In the data below, find every line with the string "select" and pull it out.
(WORKING DATA)
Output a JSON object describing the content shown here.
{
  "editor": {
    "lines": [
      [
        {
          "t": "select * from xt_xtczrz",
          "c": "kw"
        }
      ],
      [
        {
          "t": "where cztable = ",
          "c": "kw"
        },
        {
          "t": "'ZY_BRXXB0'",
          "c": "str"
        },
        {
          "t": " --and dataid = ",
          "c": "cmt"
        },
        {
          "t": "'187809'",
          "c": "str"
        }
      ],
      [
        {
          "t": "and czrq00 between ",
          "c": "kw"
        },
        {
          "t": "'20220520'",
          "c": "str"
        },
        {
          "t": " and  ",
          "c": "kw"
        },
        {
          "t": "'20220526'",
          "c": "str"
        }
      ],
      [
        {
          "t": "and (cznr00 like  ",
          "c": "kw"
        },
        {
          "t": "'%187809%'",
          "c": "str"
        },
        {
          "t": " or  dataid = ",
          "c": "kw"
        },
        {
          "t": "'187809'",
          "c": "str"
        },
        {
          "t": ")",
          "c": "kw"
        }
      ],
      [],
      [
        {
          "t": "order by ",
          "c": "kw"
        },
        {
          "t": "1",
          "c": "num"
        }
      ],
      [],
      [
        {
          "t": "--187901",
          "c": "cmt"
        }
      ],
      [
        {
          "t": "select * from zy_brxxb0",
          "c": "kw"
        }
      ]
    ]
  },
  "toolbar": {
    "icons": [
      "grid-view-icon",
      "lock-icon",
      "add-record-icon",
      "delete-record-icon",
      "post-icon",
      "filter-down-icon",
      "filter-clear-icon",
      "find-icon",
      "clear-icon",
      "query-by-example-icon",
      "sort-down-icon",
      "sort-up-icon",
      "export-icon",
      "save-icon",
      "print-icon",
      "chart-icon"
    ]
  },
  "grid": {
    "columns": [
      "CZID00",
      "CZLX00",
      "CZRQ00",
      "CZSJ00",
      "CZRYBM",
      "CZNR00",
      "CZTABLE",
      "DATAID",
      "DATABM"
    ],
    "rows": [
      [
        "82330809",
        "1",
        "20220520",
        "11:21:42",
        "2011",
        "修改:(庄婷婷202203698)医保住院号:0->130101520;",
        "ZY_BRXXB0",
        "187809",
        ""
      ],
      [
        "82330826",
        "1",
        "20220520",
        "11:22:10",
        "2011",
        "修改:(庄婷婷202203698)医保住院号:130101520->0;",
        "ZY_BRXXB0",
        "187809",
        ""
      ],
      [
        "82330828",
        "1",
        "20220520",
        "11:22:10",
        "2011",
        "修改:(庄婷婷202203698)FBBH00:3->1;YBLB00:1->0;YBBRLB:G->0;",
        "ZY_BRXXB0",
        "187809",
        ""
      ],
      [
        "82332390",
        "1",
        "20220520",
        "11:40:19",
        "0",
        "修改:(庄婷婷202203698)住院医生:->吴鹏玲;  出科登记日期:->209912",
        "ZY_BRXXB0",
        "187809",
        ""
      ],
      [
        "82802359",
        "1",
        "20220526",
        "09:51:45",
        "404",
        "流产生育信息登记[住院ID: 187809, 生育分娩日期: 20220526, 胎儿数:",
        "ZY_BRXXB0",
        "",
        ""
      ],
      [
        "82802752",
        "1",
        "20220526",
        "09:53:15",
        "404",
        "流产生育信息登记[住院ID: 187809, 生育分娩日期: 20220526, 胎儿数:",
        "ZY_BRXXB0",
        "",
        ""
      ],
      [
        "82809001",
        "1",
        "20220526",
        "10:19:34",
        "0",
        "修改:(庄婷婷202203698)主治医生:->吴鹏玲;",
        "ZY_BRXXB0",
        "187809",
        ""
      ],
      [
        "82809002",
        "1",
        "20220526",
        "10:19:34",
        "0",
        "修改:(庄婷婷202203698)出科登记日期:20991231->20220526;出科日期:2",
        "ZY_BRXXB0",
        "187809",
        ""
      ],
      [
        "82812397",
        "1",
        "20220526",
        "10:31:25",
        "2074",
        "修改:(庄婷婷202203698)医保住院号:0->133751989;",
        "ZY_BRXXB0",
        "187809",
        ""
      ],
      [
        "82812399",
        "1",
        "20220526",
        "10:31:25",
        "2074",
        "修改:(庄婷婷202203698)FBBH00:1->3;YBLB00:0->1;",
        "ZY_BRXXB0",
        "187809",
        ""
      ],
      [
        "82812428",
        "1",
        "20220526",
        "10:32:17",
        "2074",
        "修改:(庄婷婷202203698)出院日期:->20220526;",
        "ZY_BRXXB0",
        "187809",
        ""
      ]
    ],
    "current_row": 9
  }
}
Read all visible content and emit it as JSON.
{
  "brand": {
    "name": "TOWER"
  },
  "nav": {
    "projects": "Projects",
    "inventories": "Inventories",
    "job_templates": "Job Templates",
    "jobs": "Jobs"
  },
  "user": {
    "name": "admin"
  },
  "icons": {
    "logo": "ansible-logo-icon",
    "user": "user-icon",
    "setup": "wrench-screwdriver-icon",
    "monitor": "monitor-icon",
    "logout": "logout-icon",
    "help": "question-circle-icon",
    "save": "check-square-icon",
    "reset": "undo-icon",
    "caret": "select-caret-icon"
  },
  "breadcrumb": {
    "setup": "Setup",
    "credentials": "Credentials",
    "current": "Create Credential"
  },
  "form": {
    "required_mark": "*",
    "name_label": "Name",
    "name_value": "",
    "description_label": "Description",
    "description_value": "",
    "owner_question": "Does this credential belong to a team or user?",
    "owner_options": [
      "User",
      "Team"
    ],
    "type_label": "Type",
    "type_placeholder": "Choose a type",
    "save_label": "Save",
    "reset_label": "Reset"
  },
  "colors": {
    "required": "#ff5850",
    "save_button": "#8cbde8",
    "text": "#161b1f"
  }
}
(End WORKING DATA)
**TASK OUTPUT:**
          "t": "select * from xt_xtczrz",
          "t": "select * from zy_brxxb0",
    "caret": "select-caret-icon"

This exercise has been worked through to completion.